Assignment: The required answer is every line of the data containing the word "Margaret".

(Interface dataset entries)
_ _ _ _ _

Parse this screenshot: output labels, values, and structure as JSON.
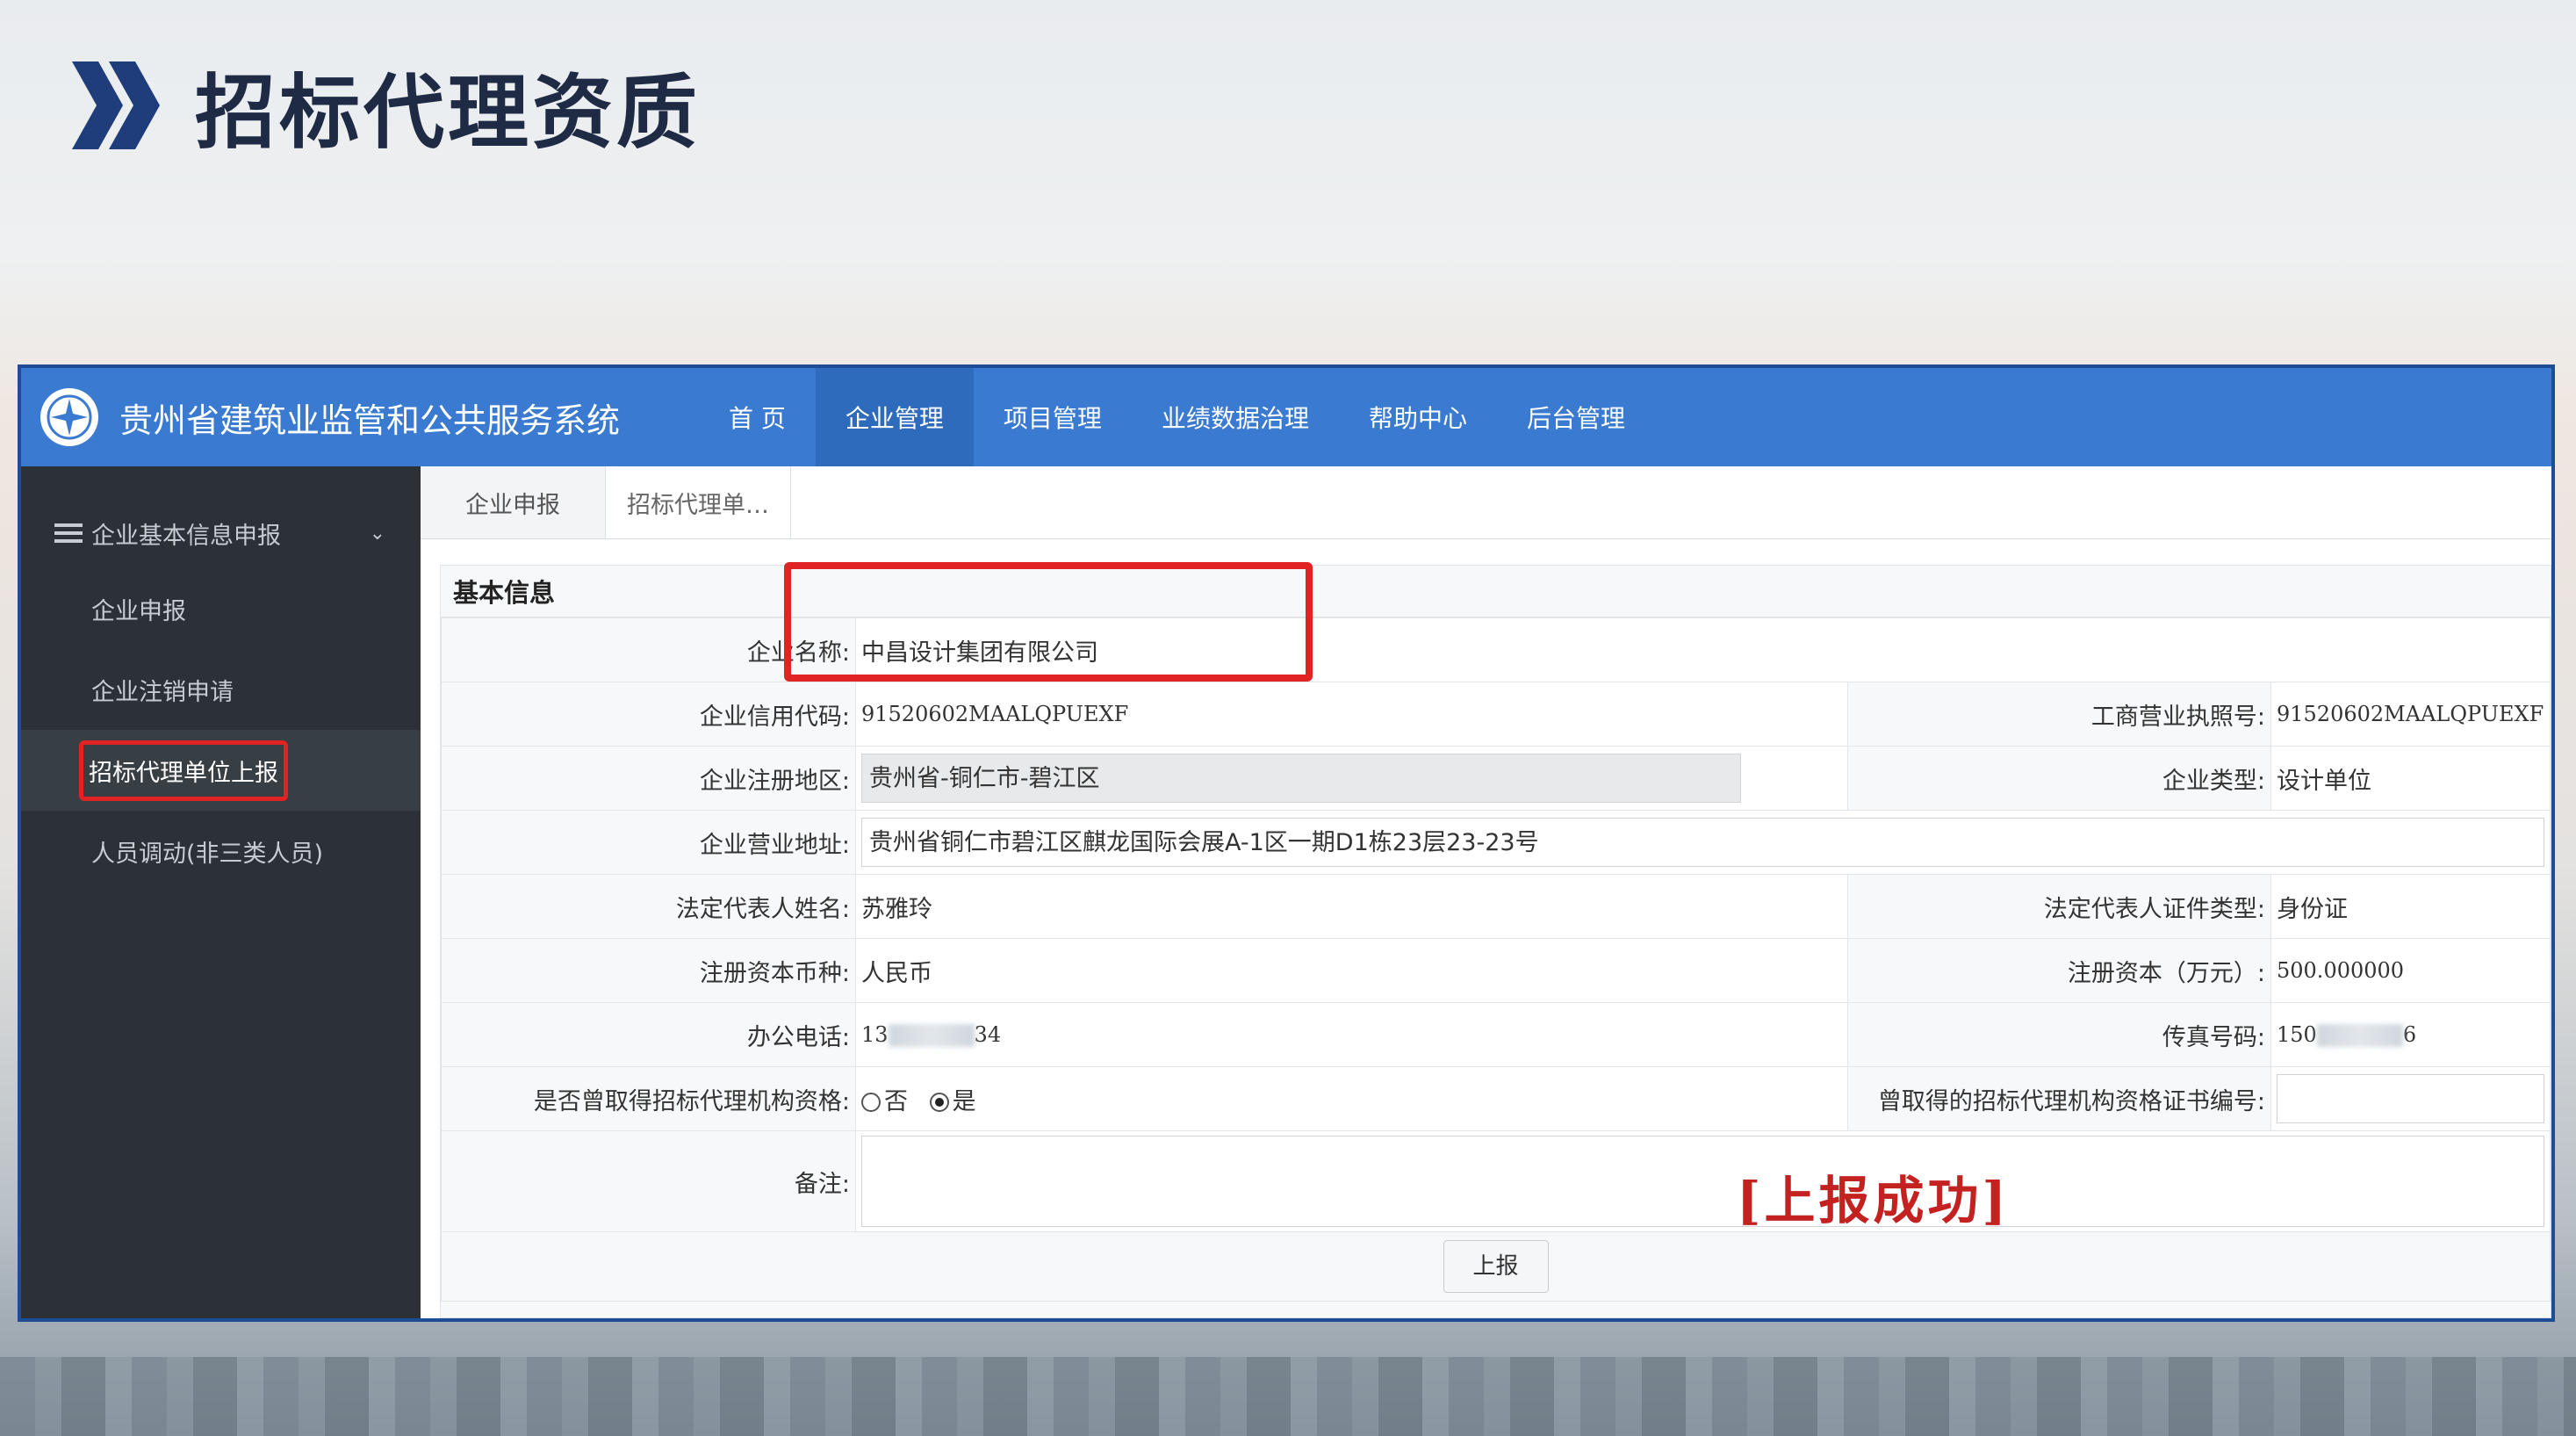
{
  "slide": {
    "title": "招标代理资质"
  },
  "app": {
    "system_name": "贵州省建筑业监管和公共服务系统",
    "nav": [
      "首 页",
      "企业管理",
      "项目管理",
      "业绩数据治理",
      "帮助中心",
      "后台管理"
    ],
    "nav_active": "企业管理",
    "sidebar": {
      "group": "企业基本信息申报",
      "items": [
        "企业申报",
        "企业注销申请",
        "招标代理单位上报",
        "人员调动(非三类人员)"
      ]
    },
    "tabs": [
      "企业申报",
      "招标代理单…"
    ],
    "section_title": "基本信息",
    "form": {
      "company_name_label": "企业名称:",
      "company_name": "中昌设计集团有限公司",
      "credit_code_label": "企业信用代码:",
      "credit_code": "91520602MAALQPUEXF",
      "license_no_label": "工商营业执照号:",
      "license_no": "91520602MAALQPUEXF",
      "reg_area_label": "企业注册地区:",
      "reg_area": "贵州省-铜仁市-碧江区",
      "company_type_label": "企业类型:",
      "company_type": "设计单位",
      "address_label": "企业营业地址:",
      "address": "贵州省铜仁市碧江区麒龙国际会展A-1区一期D1栋23层23-23号",
      "legal_rep_label": "法定代表人姓名:",
      "legal_rep": "苏雅玲",
      "id_type_label": "法定代表人证件类型:",
      "id_type": "身份证",
      "currency_label": "注册资本币种:",
      "currency": "人民币",
      "capital_label": "注册资本（万元）:",
      "capital": "500.000000",
      "phone_label": "办公电话:",
      "phone_prefix": "13",
      "phone_suffix": "34",
      "fax_label": "传真号码:",
      "fax_prefix": "150",
      "fax_suffix": "6",
      "qualified_label": "是否曾取得招标代理机构资格:",
      "qualified_no": "否",
      "qualified_yes": "是",
      "qualified_selected": "是",
      "cert_no_label": "曾取得的招标代理机构资格证书编号:",
      "remark_label": "备注:",
      "submit": "上报"
    },
    "success_stamp": "[上报成功]"
  },
  "colors": {
    "topbar": "#3a7bd1",
    "sidebar": "#2b3136",
    "highlight": "#e02424",
    "stamp": "#c42121",
    "title": "#1f2a44"
  }
}
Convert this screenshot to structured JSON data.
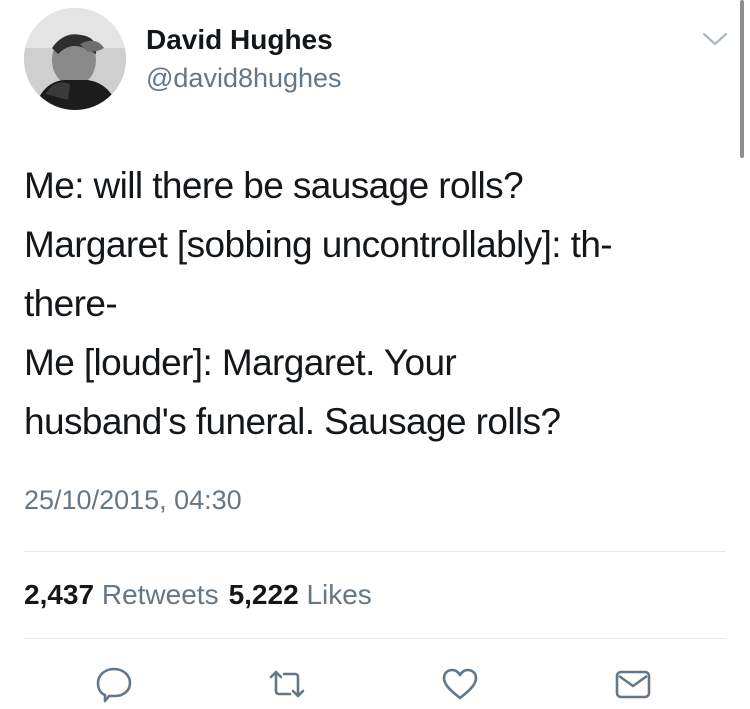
{
  "user": {
    "display_name": "David Hughes",
    "handle": "@david8hughes",
    "avatar_icon": "profile-photo"
  },
  "tweet": {
    "lines": [
      "Me: will there be sausage rolls?",
      "Margaret [sobbing uncontrollably]: th-",
      "there-",
      "Me [louder]: Margaret. Your",
      "husband's funeral. Sausage rolls?"
    ],
    "timestamp": "25/10/2015, 04:30"
  },
  "stats": {
    "retweets_count": "2,437",
    "retweets_label": "Retweets",
    "likes_count": "5,222",
    "likes_label": "Likes"
  },
  "actions": {
    "reply_icon": "reply-icon",
    "retweet_icon": "retweet-icon",
    "like_icon": "heart-icon",
    "dm_icon": "envelope-icon"
  },
  "colors": {
    "text_primary": "#14171a",
    "text_secondary": "#657786",
    "divider": "#e1e8ed",
    "icon": "#657786"
  }
}
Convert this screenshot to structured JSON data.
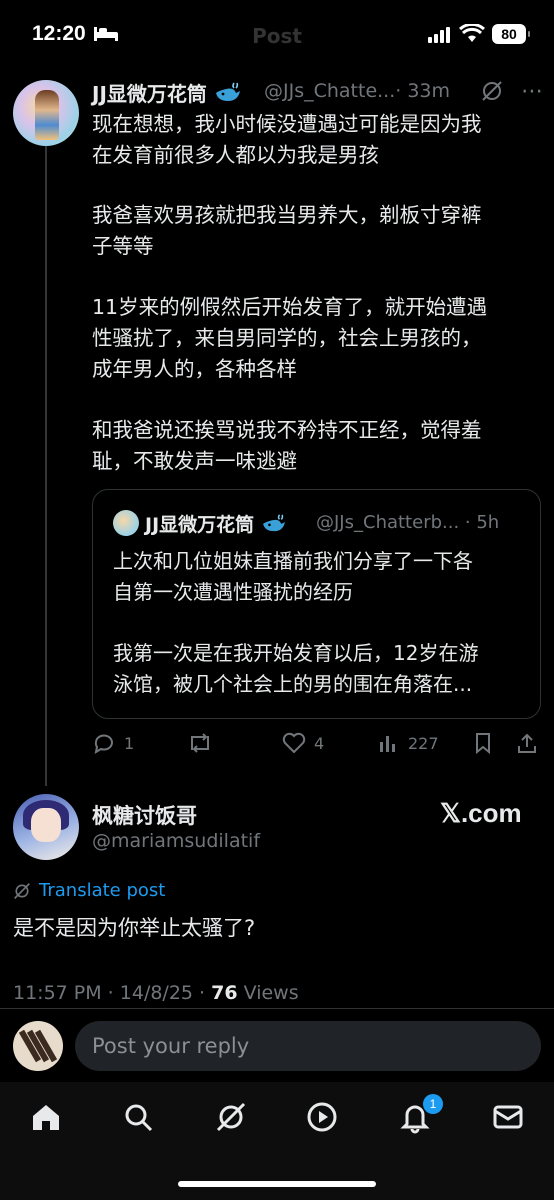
{
  "status_bar": {
    "time": "12:20",
    "battery": "80"
  },
  "header": {
    "title": "Post"
  },
  "main_post": {
    "name": "JJ显微万花筒",
    "handle": "@JJs_Chatte...",
    "separator_time": "· 33m",
    "paragraphs": [
      [
        "现在想想，我小时候没遭遇过可能是因为我",
        "在发育前很多人都以为我是男孩"
      ],
      [
        "我爸喜欢男孩就把我当男养大，剃板寸穿裤",
        "子等等"
      ],
      [
        "11岁来的例假然后开始发育了，就开始遭遇",
        "性骚扰了，来自男同学的，社会上男孩的，",
        "成年男人的，各种各样"
      ],
      [
        "和我爸说还挨骂说我不矜持不正经，觉得羞",
        "耻，不敢发声一味逃避"
      ]
    ],
    "quote": {
      "name": "JJ显微万花筒",
      "handle": "@JJs_Chatterb... · 5h",
      "lines": [
        "上次和几位姐妹直播前我们分享了一下各",
        "自第一次遭遇性骚扰的经历",
        "我第一次是在我开始发育以后，12岁在游",
        "泳馆，被几个社会上的男的围在角落在..."
      ]
    },
    "actions": {
      "replies": "1",
      "reposts": "",
      "likes": "4",
      "views": "227"
    }
  },
  "reply_post": {
    "name": "枫糖讨饭哥",
    "handle": "@mariamsudilatif",
    "watermark": "𝕏.com",
    "translate": "Translate post",
    "text": "是不是因为你举止太骚了?",
    "meta_time": "11:57 PM · 14/8/25 · ",
    "views_count": "76",
    "views_label": " Views"
  },
  "compose": {
    "placeholder": "Post your reply"
  },
  "nav": {
    "notifications_badge": "1"
  },
  "colors": {
    "accent": "#1d9bf0",
    "background": "#000000",
    "muted": "#71767b"
  },
  "icons": [
    "home-icon",
    "search-icon",
    "grok-icon",
    "video-icon",
    "bell-icon",
    "mail-icon",
    "reply-icon",
    "repost-icon",
    "heart-icon",
    "views-icon",
    "bookmark-icon",
    "share-icon"
  ]
}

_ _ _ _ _

Exercise answer:
      "Margaret [sobbing uncontrollably]: th-",
      "Me [louder]: Margaret. Your",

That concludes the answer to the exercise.